Know Your Position: New Technology In Automation Sensors
Netzer transmit/receive read head over a modulating active linear stator strip with coarse/fine pattern shown.
There are a number of technologies used to create linear and angular position sensors. Potentiometers, differential transformers, inductive transducers, as well as magnetostrictive, magnetoresistive, Hall effect, capacitive, and encoder based sensors (among others), all serve the industrial market according to the specific requirements of the applications. Each of these technologies has a set of operating, environmental, and economic parameters that makes it particularly appropriate for a set of uses. Because of their inherent digital nature, great stability, and potential for very fine measurement over relatively large measuring ranges, encoder based sensors have particularly become the instrument of choice in robotics and machining applications. Encoders are also very widely used for high speed motor or simple multi-turn rotating shaft situations where an incremental output is adequate but directional information as provided by quadrature may be needed. Encoders are either incremental or absolute.
Absolute, Incremental, Or Electric Capacitive?
Absolute encoders are able to power-off and power-on, and still “know” where they are, while incremental encoders only know where they are relative to where they started. In a power-off/power-on situation, the incremental encoder has to be “homed” before it can be used again so that it is able to re-establish its relative position.
Exploded view of two-part rotary Electric Encoder where top plate transmits/receives and bottom plate modulates the field.
Into this mix comes the “electric capacitive” encoder, a new technology commercialized by Netzer Precision Motion Sensors, Ltd. of Misgav, Israel. This insurgent technology delivers the extreme accuracy of the optical encoder in a very small package, while operating in severe environments at an economical cost comparable to magnetic encoders. Invented by Yishay Netzer, formerly of Israel’s Rafael Armament Development Authority and a holder of over twenty international patents in sensors and related electronics, the capacitive Electric Encoder® was first created to provide extremely reliable rotary position accuracy for fire control and reconnaissance operations in defense/aerospace applications.

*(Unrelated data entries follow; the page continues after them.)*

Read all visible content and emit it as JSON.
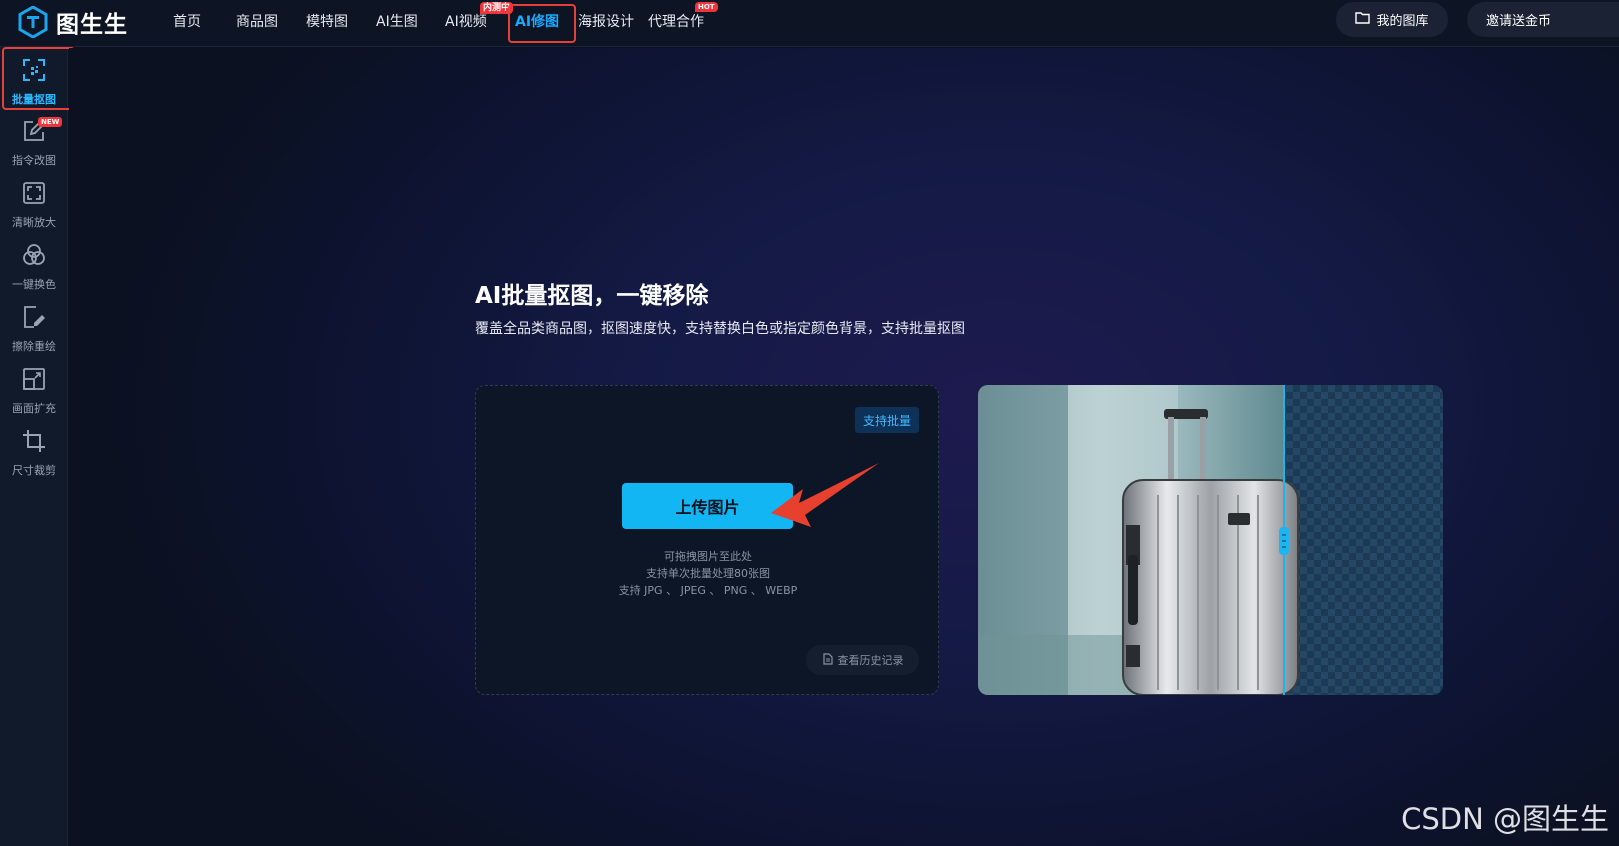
{
  "brand": {
    "name": "图生生"
  },
  "nav": [
    {
      "label": "首页"
    },
    {
      "label": "商品图"
    },
    {
      "label": "模特图"
    },
    {
      "label": "AI生图"
    },
    {
      "label": "AI视频",
      "tag": "内测中"
    },
    {
      "label": "AI修图",
      "active": true
    },
    {
      "label": "海报设计"
    },
    {
      "label": "代理合作",
      "tag": "HOT"
    }
  ],
  "top_buttons": {
    "library": "我的图库",
    "invite": "邀请送金币"
  },
  "sidebar": [
    {
      "label": "批量抠图",
      "icon": "cutout-icon",
      "active": true
    },
    {
      "label": "指令改图",
      "icon": "edit-icon",
      "badge": "NEW"
    },
    {
      "label": "清晰放大",
      "icon": "upscale-icon"
    },
    {
      "label": "一键换色",
      "icon": "color-icon"
    },
    {
      "label": "擦除重绘",
      "icon": "eraser-icon"
    },
    {
      "label": "画面扩充",
      "icon": "expand-icon"
    },
    {
      "label": "尺寸裁剪",
      "icon": "crop-icon"
    }
  ],
  "main": {
    "title": "AI批量抠图，一键移除",
    "subtitle": "覆盖全品类商品图，抠图速度快，支持替换白色或指定颜色背景，支持批量抠图",
    "upload": {
      "badge": "支持批量",
      "button": "上传图片",
      "hint1": "可拖拽图片至此处",
      "hint2": "支持单次批量处理80张图",
      "hint3": "支持 JPG 、 JPEG 、 PNG 、 WEBP",
      "history": "查看历史记录"
    }
  },
  "watermark": "CSDN @图生生",
  "colors": {
    "accent": "#17a9ff",
    "highlight": "#e6403a",
    "button": "#12b6f2"
  }
}
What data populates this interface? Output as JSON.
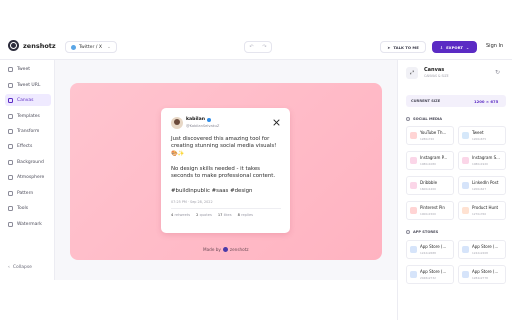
{
  "app": {
    "name": "zenshotz"
  },
  "toolbar": {
    "platform": "Twitter / X",
    "talk_label": "TALK TO ME",
    "export_label": "EXPORT",
    "signin_label": "Sign In"
  },
  "sidebar": {
    "items": [
      {
        "label": "Tweet",
        "icon": "tweet-icon"
      },
      {
        "label": "Tweet URL",
        "icon": "link-icon"
      },
      {
        "label": "Canvas",
        "icon": "canvas-icon",
        "active": true
      },
      {
        "label": "Templates",
        "icon": "templates-icon"
      },
      {
        "label": "Transform",
        "icon": "transform-icon"
      },
      {
        "label": "Effects",
        "icon": "effects-icon"
      },
      {
        "label": "Background",
        "icon": "background-icon"
      },
      {
        "label": "Atmosphere",
        "icon": "atmosphere-icon"
      },
      {
        "label": "Pattern",
        "icon": "pattern-icon"
      },
      {
        "label": "Tools",
        "icon": "tools-icon"
      },
      {
        "label": "Watermark",
        "icon": "watermark-icon"
      }
    ],
    "collapse_label": "Collapse"
  },
  "tweet": {
    "name": "kabilan",
    "handle": "@KabilanSelvakuZ",
    "body": "Just discovered this amazing tool for creating stunning social media visuals! 🎨✨\n\nNo design skills needed - it takes seconds to make professional content.\n\n#buildinpublic #saas #design",
    "meta": "07:25 PM · Sep 28, 2022",
    "stats": [
      {
        "count": "4",
        "label": "retweets"
      },
      {
        "count": "2",
        "label": "quotes"
      },
      {
        "count": "17",
        "label": "likes"
      },
      {
        "count": "8",
        "label": "replies"
      }
    ],
    "made_by": "Made by",
    "made_by_brand": "zenshotz"
  },
  "panel": {
    "title": "Canvas",
    "subtitle": "CANVAS & SIZE",
    "size_label": "CURRENT SIZE",
    "size_value": "1200 × 675",
    "social_header": "SOCIAL MEDIA",
    "app_header": "APP STORES",
    "social": [
      {
        "name": "YouTube Th...",
        "size": "1280x720",
        "color": "#ffd4d4"
      },
      {
        "name": "Tweet",
        "size": "1200x675",
        "color": "#d6e8fa"
      },
      {
        "name": "Instagram P...",
        "size": "1080x1080",
        "color": "#fbd6e8"
      },
      {
        "name": "Instagram S...",
        "size": "1080x1920",
        "color": "#fbd6e8"
      },
      {
        "name": "Dribbble",
        "size": "1600x1200",
        "color": "#fbd6e8"
      },
      {
        "name": "LinkedIn Post",
        "size": "1200x627",
        "color": "#d6e4fa"
      },
      {
        "name": "Pinterest Pin",
        "size": "1000x1500",
        "color": "#ffd4d4"
      },
      {
        "name": "Product Hunt",
        "size": "1270x760",
        "color": "#ffe2d2"
      }
    ],
    "stores": [
      {
        "name": "App Store (...",
        "size": "1242x2688",
        "color": "#d6e4fa"
      },
      {
        "name": "App Store (...",
        "size": "1242x2208",
        "color": "#d6e4fa"
      },
      {
        "name": "App Store (...",
        "size": "2048x2732",
        "color": "#d6e4fa"
      },
      {
        "name": "App Store (...",
        "size": "1284x2778",
        "color": "#d6e4fa"
      }
    ]
  }
}
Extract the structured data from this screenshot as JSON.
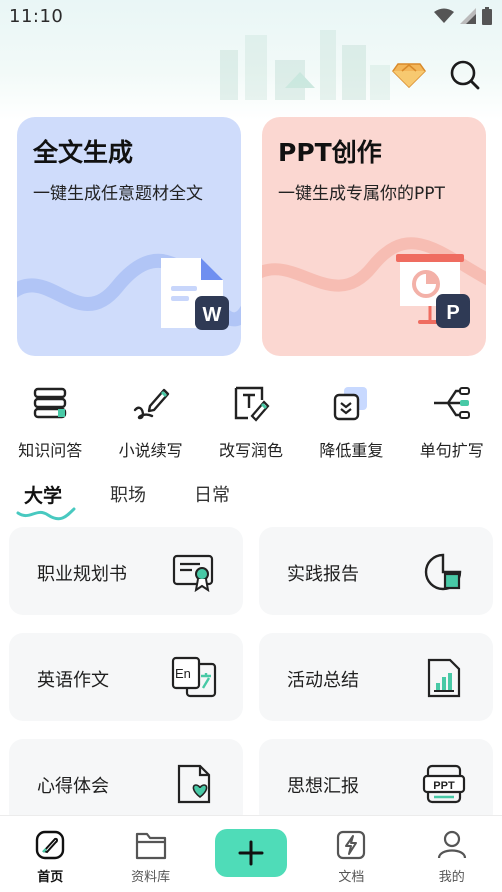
{
  "status_bar": {
    "time": "11:10"
  },
  "header": {
    "premium_icon": "diamond-icon",
    "search_icon": "search-icon"
  },
  "hero_cards": [
    {
      "title": "全文生成",
      "subtitle": "一键生成任意题材全文",
      "badge": "W"
    },
    {
      "title": "PPT创作",
      "subtitle": "一键生成专属你的PPT",
      "badge": "P"
    }
  ],
  "tools": [
    {
      "label": "知识问答",
      "icon": "books-icon"
    },
    {
      "label": "小说续写",
      "icon": "pen-icon"
    },
    {
      "label": "改写润色",
      "icon": "text-edit-icon"
    },
    {
      "label": "降低重复",
      "icon": "reduce-duplicate-icon"
    },
    {
      "label": "单句扩写",
      "icon": "expand-icon"
    }
  ],
  "tabs": [
    "大学",
    "职场",
    "日常"
  ],
  "active_tab": "大学",
  "cards": [
    {
      "label": "职业规划书",
      "icon": "certificate-icon"
    },
    {
      "label": "实践报告",
      "icon": "pie-chart-icon"
    },
    {
      "label": "英语作文",
      "icon": "translate-icon"
    },
    {
      "label": "活动总结",
      "icon": "bar-chart-doc-icon"
    },
    {
      "label": "心得体会",
      "icon": "heart-doc-icon"
    },
    {
      "label": "思想汇报",
      "icon": "ppt-icon"
    }
  ],
  "bottom_nav": [
    {
      "label": "首页",
      "icon": "home-pen-icon"
    },
    {
      "label": "资料库",
      "icon": "folder-icon"
    },
    {
      "label": "",
      "icon": "plus-icon"
    },
    {
      "label": "文档",
      "icon": "document-bolt-icon"
    },
    {
      "label": "我的",
      "icon": "user-icon"
    }
  ],
  "colors": {
    "accent": "#4fdcb8",
    "hero_left_bg": "#cfdcfb",
    "hero_right_bg": "#fbd7d1",
    "card_bg": "#f6f7f8"
  }
}
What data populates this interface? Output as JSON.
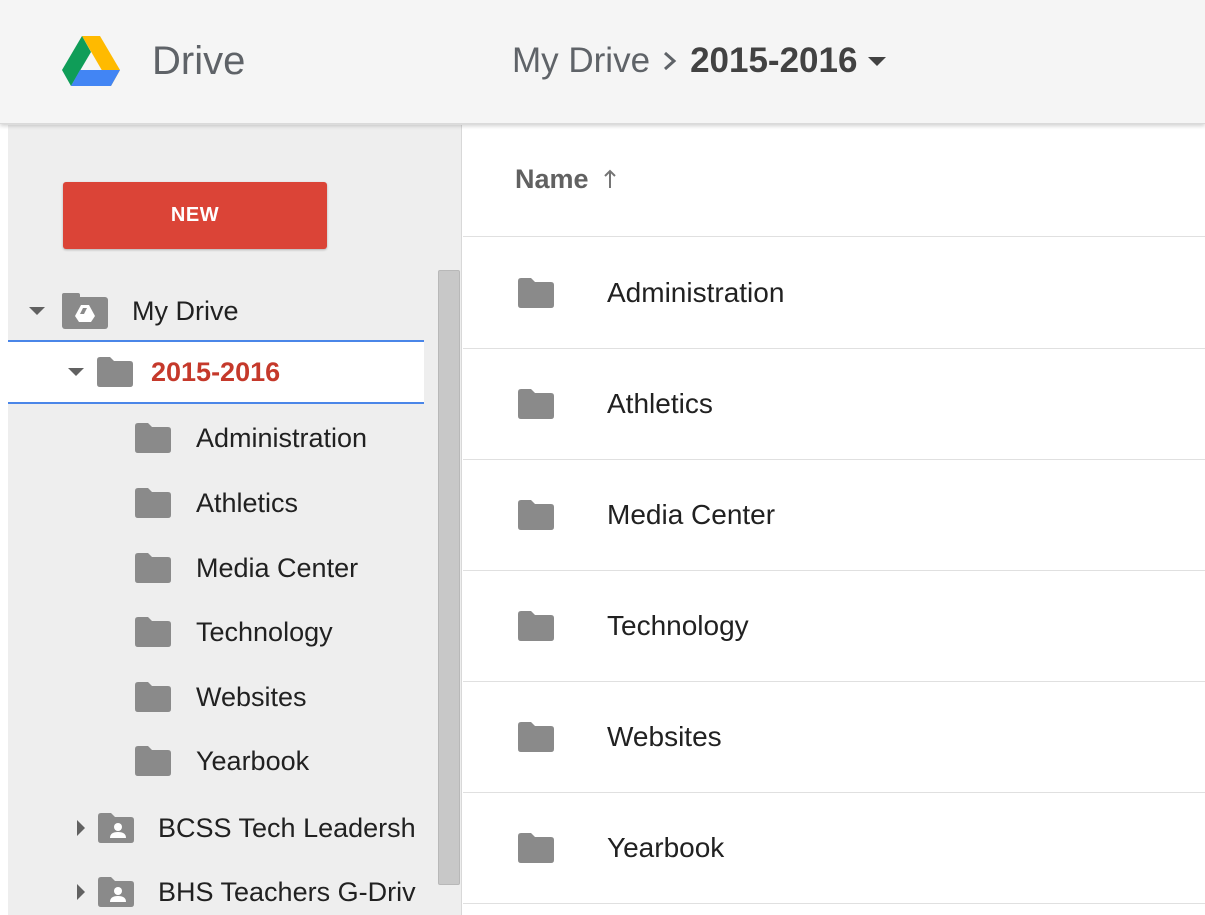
{
  "header": {
    "app_name": "Drive",
    "breadcrumb": {
      "root": "My Drive",
      "current": "2015-2016"
    }
  },
  "sidebar": {
    "new_button": "NEW",
    "tree": {
      "my_drive": "My Drive",
      "selected_folder": "2015-2016",
      "children": [
        "Administration",
        "Athletics",
        "Media Center",
        "Technology",
        "Websites",
        "Yearbook"
      ],
      "shared": [
        "BCSS Tech Leadersh",
        "BHS Teachers G-Driv"
      ]
    }
  },
  "list": {
    "column_header": "Name",
    "sort_icon": "arrow-up-icon",
    "rows": [
      "Administration",
      "Athletics",
      "Media Center",
      "Technology",
      "Websites",
      "Yearbook"
    ]
  },
  "colors": {
    "new_button": "#db4437",
    "selected_text": "#c5392b",
    "selection_border": "#4a86e8",
    "folder_icon": "#8a8a8a"
  }
}
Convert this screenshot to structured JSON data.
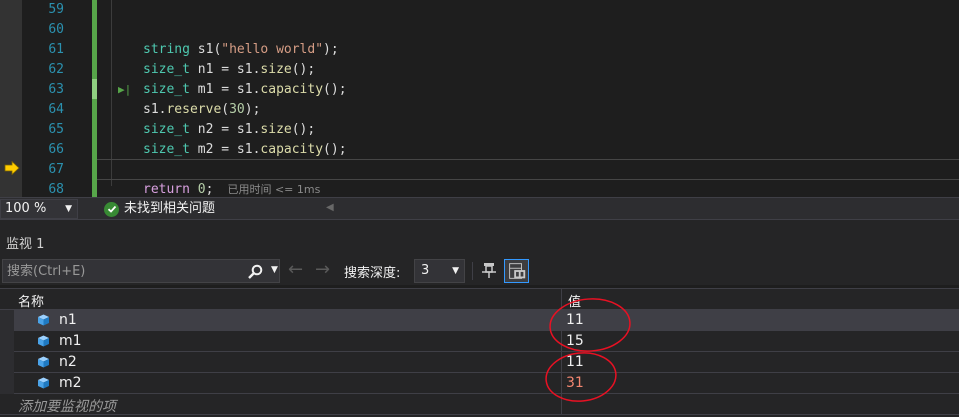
{
  "editor": {
    "line_numbers": [
      "59",
      "60",
      "61",
      "62",
      "63",
      "64",
      "65",
      "66",
      "67",
      "68"
    ],
    "lines": {
      "l60": {
        "kw1": "string",
        "mid": " s1(",
        "str": "\"hello world\"",
        "end": ");"
      },
      "l61": {
        "kw1": "size_t",
        "mid": " n1 = s1.",
        "fn": "size",
        "end": "();"
      },
      "l62": {
        "kw1": "size_t",
        "mid": " m1 = s1.",
        "fn": "capacity",
        "end": "();"
      },
      "l63": {
        "pre": "s1.",
        "fn": "reserve",
        "open": "(",
        "num": "30",
        "end": ");"
      },
      "l64": {
        "kw1": "size_t",
        "mid": " n2 = s1.",
        "fn": "size",
        "end": "();"
      },
      "l65": {
        "kw1": "size_t",
        "mid": " m2 = s1.",
        "fn": "capacity",
        "end": "();"
      },
      "l67": {
        "kw": "return",
        "sp": " ",
        "num": "0",
        "end": ";",
        "perf": "已用时间 <= 1ms"
      },
      "l68": {
        "text": "}"
      }
    },
    "run_to_cursor_glyph": "▶|"
  },
  "status": {
    "zoom": "100 %",
    "issues": "未找到相关问题"
  },
  "watch": {
    "title": "监视 1",
    "search_placeholder": "搜索(Ctrl+E)",
    "depth_label": "搜索深度:",
    "depth_value": "3",
    "columns": {
      "name": "名称",
      "value": "值"
    },
    "rows": [
      {
        "name": "n1",
        "value": "11"
      },
      {
        "name": "m1",
        "value": "15"
      },
      {
        "name": "n2",
        "value": "11"
      },
      {
        "name": "m2",
        "value": "31"
      }
    ],
    "add_label": "添加要监视的项"
  },
  "colors": {
    "accent": "#3399ff",
    "changed_value": "#f48771",
    "annotation_circle": "#e81123",
    "change_bar": "#57a64a"
  }
}
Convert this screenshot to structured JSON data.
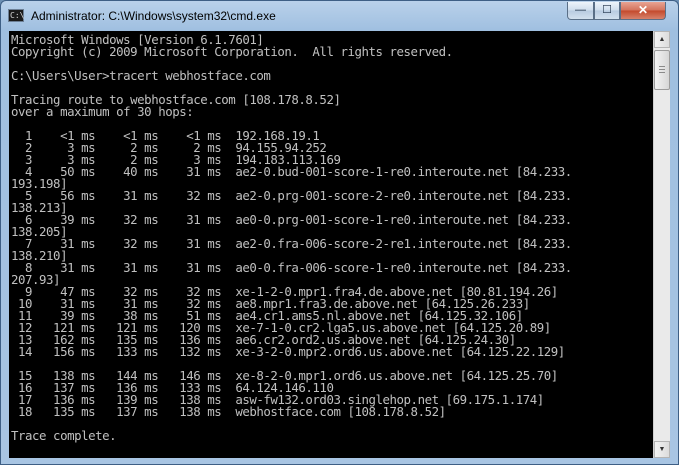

The severe requirements for these applications included rotary measurement tolerance to .001 degrees, low weight, very low section width, up to 7” shaft acceptance, high shock and vibration resistance, extreme operating temperatures and frequent temperature cycling, low power consumption, high tolerance to condensation and contaminants, and no magnetic signature or sensitivity to EMI/RFI or magnetic fields. The company that followed the invention, Netzer Precision Motion Sensors, has created a multitude of both linear and rotary sensor forms based upon its technology.
How They Work
Netzer’s non-contact position sensor technology relies upon the basic principle of the variance of RF signal attenuation as a function of capacitance. Within a Netzer three-part rotary Electric Encoder, a dielectric rotor rotates (in synch with the shaft motion) between two stationary printed boards. One board serves as a space/time modulated electric-field transmitter, and the other as a field receiver. The rotor interaction with the electric field is influenced by the shaft rotation angle. The received, integrated field is converted to a proportional current which is processed to provide DC output signals, proportional to the Sine and Cosine of the shaft angle.
The Netzer two-part rotary Electric Encoder comprises a fixed stator board that includes field transmitting and receiving plates on its bottom side, and processing electronics on its top side. The bottom side faces the rotor, which in turn modulates and redirects the field. The received integrated field is converted to a proportional current which is processed to provide DC output signals proportional to the Sine and Cosine of the shaft angle.
A cutaway view of linear Electric Encoder with a passive “cable-less” spoiler gliding between active transmitter and receiver plates.
All Netzer Electric Encoders employ a dual, coarse/fine code pattern that enables extraordinarily fine resolution and accuracy even in a very inexpensive rotary device. The basic theory behind this coarse/fine scheme is that if the total measuring range of a sensor device can be broken up into a series of small, equal, distinctly identifiable segments, the incremental scale of each small segment can be much finer than it would be if that same incremental scale were set over the entire measuring range.
A three-part rotary Electric Encoder with a dialectric rotor altering capacitance between the transmitter and the receiver plates.
A Look To The Future
Relying on the interaction between the absolute position or displacement of an object and a space/time modulated electric field, capacitive encoder based position sensing has the potential to bring extremely high accuracy to applications where cost and environmental barriers have been limiting.